━━━━━ Material provided ━━━━━
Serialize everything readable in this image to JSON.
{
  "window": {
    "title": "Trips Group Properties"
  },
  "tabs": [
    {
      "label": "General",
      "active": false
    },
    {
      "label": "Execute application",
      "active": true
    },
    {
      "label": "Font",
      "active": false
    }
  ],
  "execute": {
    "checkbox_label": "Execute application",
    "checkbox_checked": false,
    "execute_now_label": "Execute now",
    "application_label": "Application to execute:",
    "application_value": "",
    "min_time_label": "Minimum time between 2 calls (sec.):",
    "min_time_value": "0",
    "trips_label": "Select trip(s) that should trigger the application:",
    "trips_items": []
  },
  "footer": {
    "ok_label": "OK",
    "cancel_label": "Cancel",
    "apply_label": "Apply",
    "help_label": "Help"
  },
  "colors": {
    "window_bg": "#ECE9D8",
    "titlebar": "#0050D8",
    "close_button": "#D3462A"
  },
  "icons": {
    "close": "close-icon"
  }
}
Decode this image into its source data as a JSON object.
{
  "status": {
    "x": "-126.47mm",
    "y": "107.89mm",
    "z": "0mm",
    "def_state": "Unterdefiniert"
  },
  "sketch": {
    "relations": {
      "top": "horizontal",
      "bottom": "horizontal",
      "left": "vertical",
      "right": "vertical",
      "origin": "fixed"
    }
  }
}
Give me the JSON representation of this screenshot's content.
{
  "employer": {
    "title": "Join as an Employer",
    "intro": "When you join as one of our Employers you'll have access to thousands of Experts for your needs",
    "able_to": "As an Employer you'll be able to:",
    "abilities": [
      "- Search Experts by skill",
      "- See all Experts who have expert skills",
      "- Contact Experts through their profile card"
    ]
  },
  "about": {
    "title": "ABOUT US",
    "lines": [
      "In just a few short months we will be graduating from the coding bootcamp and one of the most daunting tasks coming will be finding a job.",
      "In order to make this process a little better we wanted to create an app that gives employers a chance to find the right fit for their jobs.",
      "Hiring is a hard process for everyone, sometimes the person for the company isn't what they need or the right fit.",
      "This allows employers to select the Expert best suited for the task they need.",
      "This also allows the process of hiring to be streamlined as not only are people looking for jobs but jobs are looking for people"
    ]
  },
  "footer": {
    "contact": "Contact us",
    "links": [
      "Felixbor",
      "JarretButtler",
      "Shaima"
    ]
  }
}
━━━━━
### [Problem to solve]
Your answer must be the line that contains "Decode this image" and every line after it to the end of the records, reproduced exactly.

### [Written solution]
Decode this image into its source data as a JSON object.
{
  "status": {
    "x": "-126.47mm",
    "y": "107.89mm",
    "z": "0mm",
    "def_state": "Unterdefiniert"
  },
  "sketch": {
    "relations": {
      "top": "horizontal",
      "bottom": "horizontal",
      "left": "vertical",
      "right": "vertical",
      "origin": "fixed"
    }
  }
}
Give me the JSON representation of this screenshot's content.
{
  "employer": {
    "title": "Join as an Employer",
    "intro": "When you join as one of our Employers you'll have access to thousands of Experts for your needs",
    "able_to": "As an Employer you'll be able to:",
    "abilities": [
      "- Search Experts by skill",
      "- See all Experts who have expert skills",
      "- Contact Experts through their profile card"
    ]
  },
  "about": {
    "title": "ABOUT US",
    "lines": [
      "In just a few short months we will be graduating from the coding bootcamp and one of the most daunting tasks coming will be finding a job.",
      "In order to make this process a little better we wanted to create an app that gives employers a chance to find the right fit for their jobs.",
      "Hiring is a hard process for everyone, sometimes the person for the company isn't what they need or the right fit.",
      "This allows employers to select the Expert best suited for the task they need.",
      "This also allows the process of hiring to be streamlined as not only are people looking for jobs but jobs are looking for people"
    ]
  },
  "footer": {
    "contact": "Contact us",
    "links": [
      "Felixbor",
      "JarretButtler",
      "Shaima"
    ]
  }
}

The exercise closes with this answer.